Al-Hayat reports in Arabic that in his Friday sermon, Shaikh Abdul Mahdi al-Karbala’i, representative in the holy shrine city of Karbala of Grand Ayatollah Sistani, warned that the Status of Forces Agreement now being negotiated between the Bush administration and the Iraqi government must not detract from Iraq’s sovereignty. He also said that parliament must past an elections law enabling provincial elections as soon as possible. He said the Iraqi voting public is eager to go to the polls, having by now gained the experience to put in a non-corrupt and efficient government. [If they have figured this out, they should please let us Americans know the secret.]
He also commented on recent Sunni delegations to Karbala and Shiite delegations to Tikrit, Samarra and Mosul, saying that they were aimed at spreading the spirit of harmony among all the sons of the single country. [Shaikh al-Karbala’i needs to work on his gender inclusiveness.]
Al-Hayat also reports that Sayyid Sadr al-Din al-Qubanji of the shrine city of Najaf [a leader in the Islamic Supreme Council of Iraq] said in his sermon that Iran and the United States are locked in a Cold War with one another, as evidenced by the continual threats and escalation of tensions between the two. He said that any war in the region would be a global catastrophe.
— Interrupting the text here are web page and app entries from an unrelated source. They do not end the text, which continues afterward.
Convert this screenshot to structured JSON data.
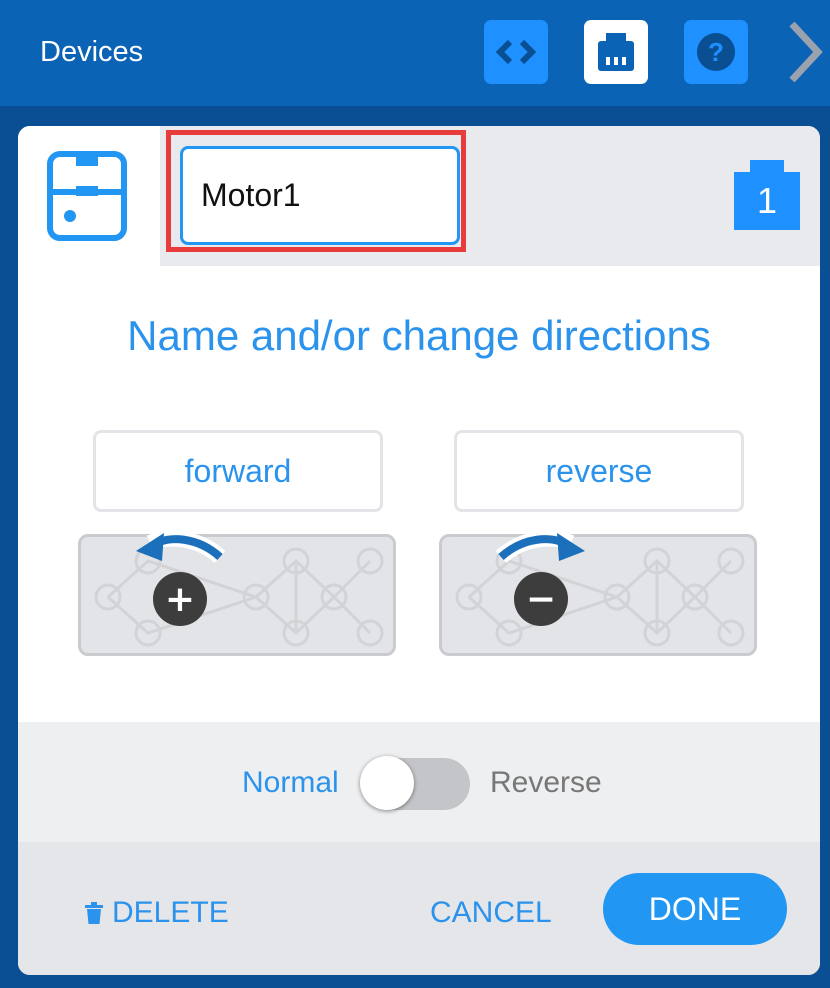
{
  "header": {
    "title": "Devices",
    "buttons": [
      {
        "icon": "code-brackets-icon"
      },
      {
        "icon": "device-port-icon"
      },
      {
        "icon": "help-icon"
      }
    ],
    "next_icon": "chevron-right-icon"
  },
  "dialog": {
    "device_icon": "motor-device-icon",
    "name_field": {
      "value": "Motor1",
      "placeholder": ""
    },
    "port": {
      "number": "1",
      "icon": "port-icon"
    },
    "heading": "Name and/or change directions",
    "directions": {
      "forward_label": "forward",
      "reverse_label": "reverse",
      "forward_symbol": "+",
      "reverse_symbol": "−"
    },
    "toggle": {
      "left_label": "Normal",
      "right_label": "Reverse",
      "state": "Normal"
    },
    "footer": {
      "delete_label": "DELETE",
      "cancel_label": "CANCEL",
      "done_label": "DONE"
    }
  },
  "colors": {
    "header_bg": "#0b63b6",
    "page_bg": "#0a4f93",
    "accent": "#2196f3",
    "text_blue": "#2b93ec",
    "highlight_red": "#e83b3b"
  }
}
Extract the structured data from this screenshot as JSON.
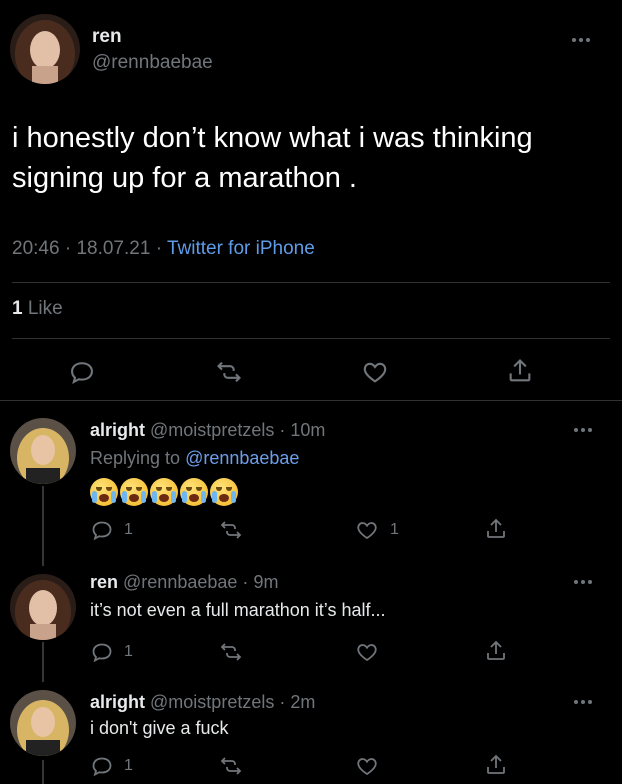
{
  "colors": {
    "background": "#000000",
    "text": "#e7e9ea",
    "muted": "#71767b",
    "link": "#5f9ce8"
  },
  "main_tweet": {
    "name": "ren",
    "handle": "@rennbaebae",
    "text": "i honestly don’t know what i was thinking signing up for a marathon .",
    "time": "20:46",
    "date": "18.07.21",
    "sep1": "·",
    "sep2": "·",
    "source": "Twitter for iPhone",
    "like_count": "1",
    "like_label": "Like"
  },
  "replies": [
    {
      "name": "alright",
      "handle": "@moistpretzels",
      "time": "10m",
      "replying_prefix": "Replying to",
      "replying_handle": "@rennbaebae",
      "emoji": "loudly-crying-face",
      "emoji_count": 5,
      "reply_count": "1",
      "like_count": "1"
    },
    {
      "name": "ren",
      "handle": "@rennbaebae",
      "time": "9m",
      "text": "it’s not even a full marathon it’s half...",
      "reply_count": "1"
    },
    {
      "name": "alright",
      "handle": "@moistpretzels",
      "time": "2m",
      "text": "i don't give a fuck",
      "reply_count": "1"
    }
  ],
  "icons": {
    "reply": "reply-icon",
    "retweet": "retweet-icon",
    "like": "heart-icon",
    "share": "share-icon",
    "more": "more-icon"
  }
}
He called on both countries to reexamine their positions, and he called on politicians in the region to intervene to end the struggle. He said that the region is living above an active volcano. He added that Iran’s threat to close the Straits of Hormuz if it is attacked will lead to an economic calamity.
He also spoke about the energy shortage and the lack of services in the country. He said that Grand Ayatollah Sistani had recently written him that it was embarrassing for the Shiite exemplar to urge people to vote in the provincial elections when government services were so bad.